CISA launches solicitation for public feedback on incident reporting rule
The Cybersecurity and Infrastructure Security Agency (CISA) on Monday issued its request for public feedback on the organization’s forthcoming cyber incident reporting rules.
The notice was published in the Federal Register today. The comment period will remain open until November 14.
CISA also will hold a series of listening sessions across the country in the coming months to collect additional input, with events slated in cities like Oakland, Boston, Atlanta and Chicago.
“We don’t want to burden industry and we don’t want to burden the federal government with noise either,” she said at the Billington Cybersecurity Summit in Washington.
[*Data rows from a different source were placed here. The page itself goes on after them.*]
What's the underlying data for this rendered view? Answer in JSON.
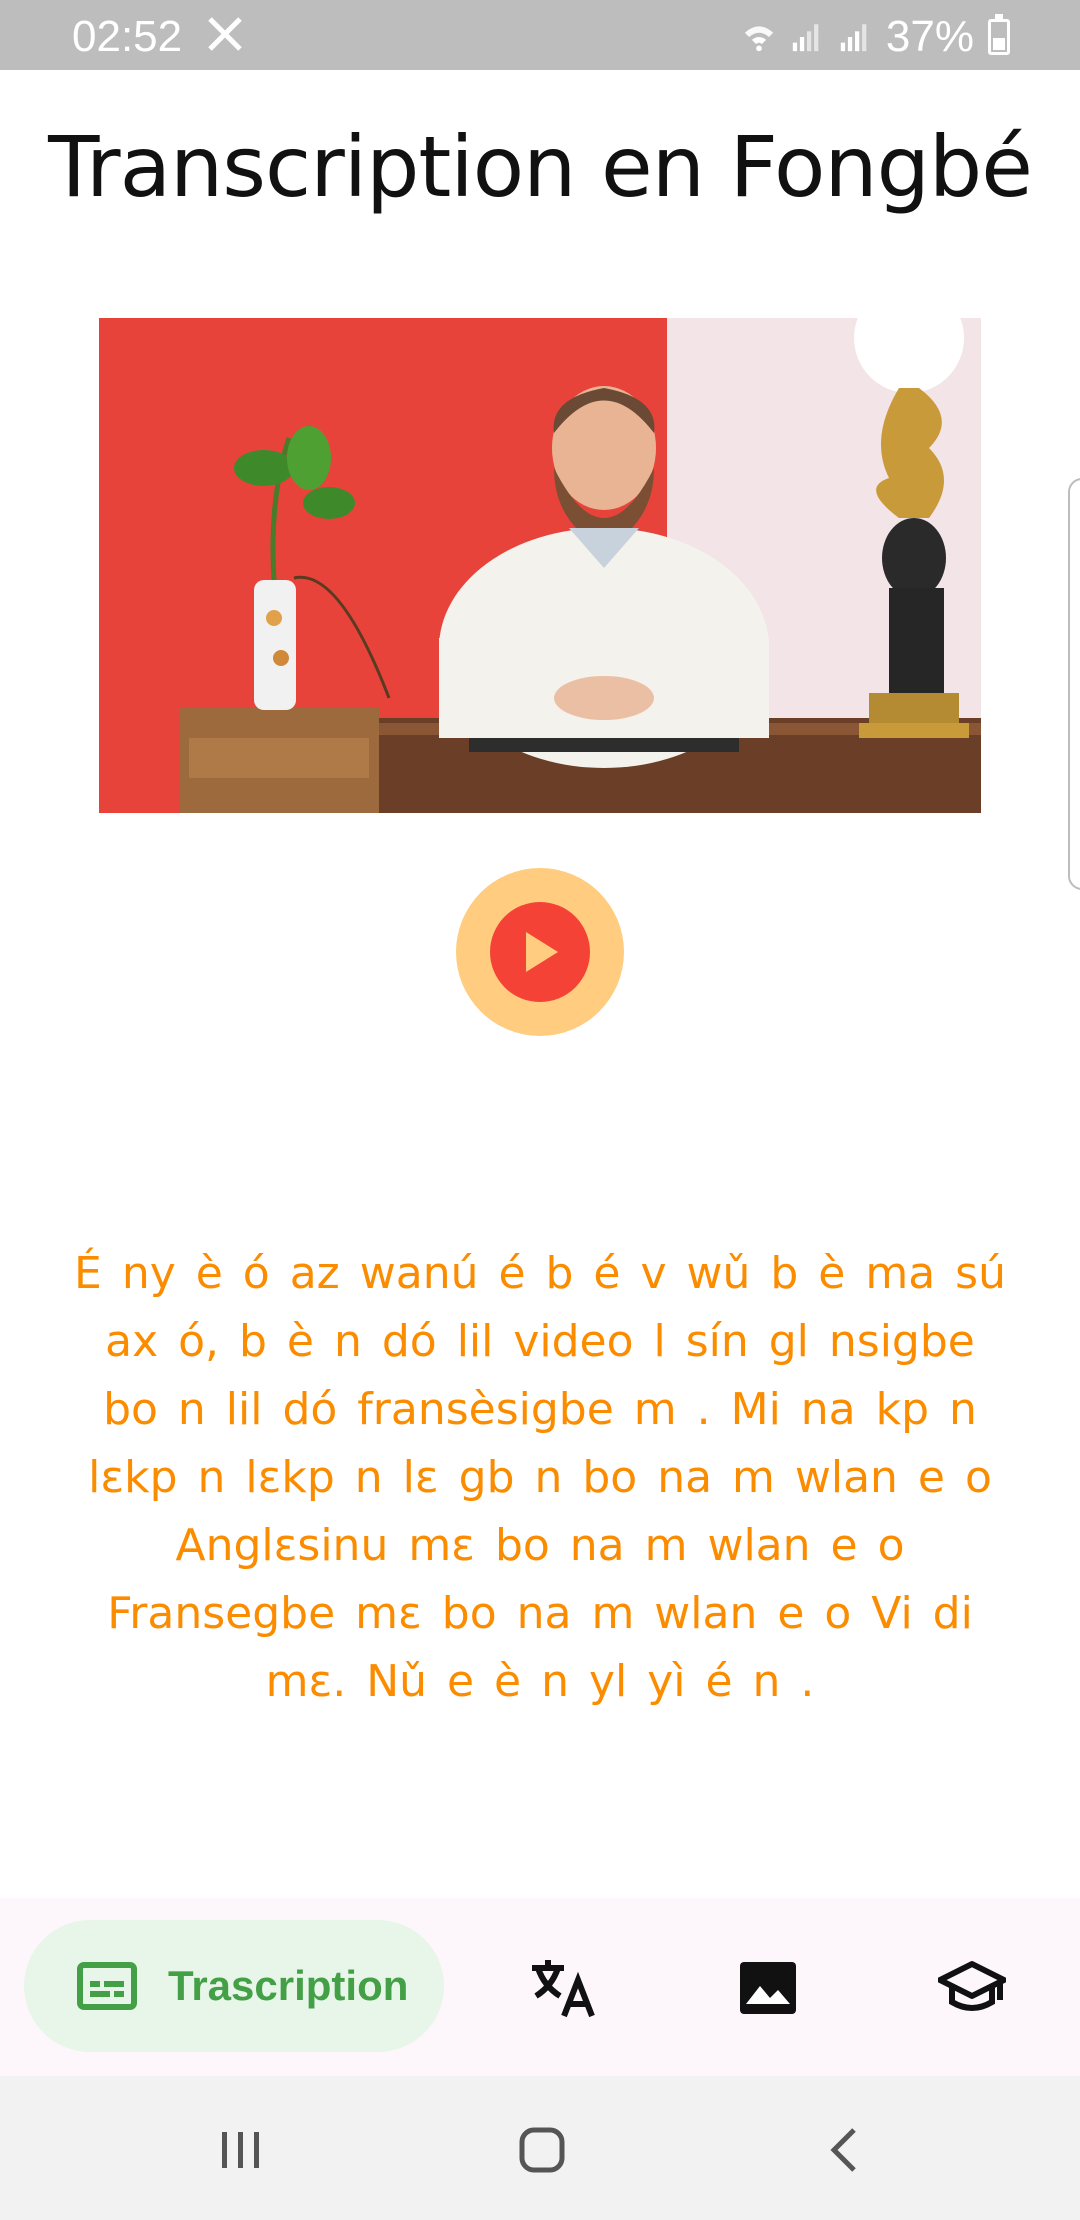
{
  "status_bar": {
    "time": "02:52",
    "battery_percent": "37%",
    "icons": [
      "x-logo-icon",
      "wifi-icon",
      "signal-icon",
      "signal-icon",
      "battery-icon"
    ]
  },
  "header": {
    "title": "Transcription en Fongbé"
  },
  "video": {
    "icon": "play-icon"
  },
  "transcript": {
    "text": "É ny          è     ó az    wanú     é b     é v    wǔ b     è ma sú ax     ó, b     è n     dó lil     video l      sín gl    nsigbe bo n     lil     dó fransèsigbe m     . Mi na kp     n lɛkp     n lɛkp     n lɛ gb     n bo na m     wlan e     o Anglɛsinu mɛ       bo na m       wlan e     o Fransegbe mɛ       bo na m     wlan e     o Vi     di          mɛ. Nǔ e è n     yl               yì é n     ."
  },
  "bottom_nav": {
    "active_label": "Trascription",
    "items": [
      "subtitles-icon",
      "translate-icon",
      "image-icon",
      "school-icon"
    ]
  },
  "system_nav": {
    "items": [
      "recents-icon",
      "home-icon",
      "back-icon"
    ]
  },
  "colors": {
    "accent_orange": "#fb8c00",
    "play_outer": "#ffcc80",
    "play_inner": "#f44336",
    "nav_active_bg": "#e8f5e9",
    "nav_active_fg": "#43a047"
  }
}
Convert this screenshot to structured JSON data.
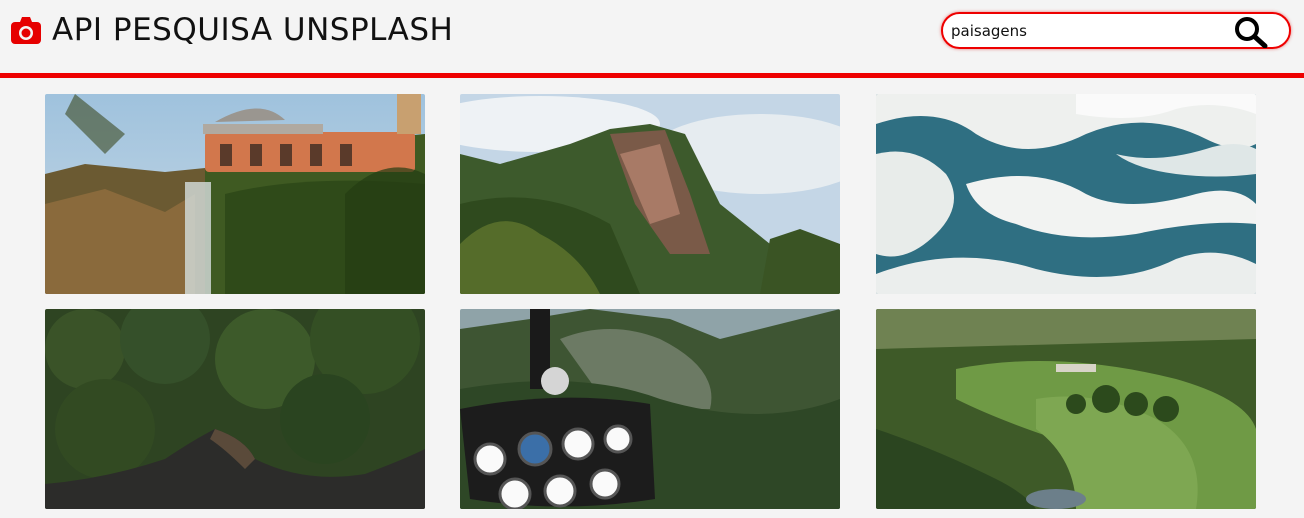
{
  "header": {
    "title": "API PESQUISA UNSPLASH",
    "accent_color": "#e60000",
    "logo_icon": "camera-icon"
  },
  "search": {
    "value": "paisagens",
    "button_icon": "search-icon"
  },
  "gallery": {
    "items": [
      {
        "subject": "waterfall-observation-tower"
      },
      {
        "subject": "green-mountain-peak"
      },
      {
        "subject": "white-dunes-blue-lagoons"
      },
      {
        "subject": "forest-and-river-aerial"
      },
      {
        "subject": "helicopter-cockpit-mountains"
      },
      {
        "subject": "farm-fields-aerial"
      }
    ]
  }
}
The measure was viewed as a necessary step by policymakers and senior White House officials alike after a year marked by major hacks, including the SolarWinds breach and the ransomware attacks on the Colonial Pipeline and meat processing giant JBS.
“We can’t defend what we don’t know about and the information we receive will help us fill critical information gaps that will inform the guidance we share with the entire community, ultimately better defending the nation against cyber threats,” Easterly said Friday in a statement.
The notice states CISA is :particularly interested in input on definitions for and interpretations of the terminology to be used in the proposed regulations; the form, manner, content, and procedures for submission of reports" required under the law and "information regarding other incident reporting requirements including the requirement to report a description of the vulnerabilities exploited; and other policies and procedures, such as enforcement procedures and information protection policies, that will be required for implementation of the regulations."
The Homeland Security Department is also spearheading the Cyber Incident Reporting Council, which was created by the legislation, and will help inform the new proposed rule, according to CISA.
Senate Intelligence Committee Chair Mark Warner (D-Va.) on Friday said he was "excited" see CISA moving forward with implementing the bipartisan law.
"I encourage stakeholders to participate in this process and look forward to seeing CISA continue to move expeditiously to adopt these vital safeguards," Warner, a former telecommunications executive, said in a statement.
Martin Matishak is the senior cybersecurity reporter for The Record. Prior to joining Recorded Future News in 2021, he spent more than five years at Politico, where he covered digital and national security developments across Capitol Hill, the Pentagon and the U.S. intelligence community. He previously was a reporter at The Hill, National Journal Group and Inside Washington Publishers.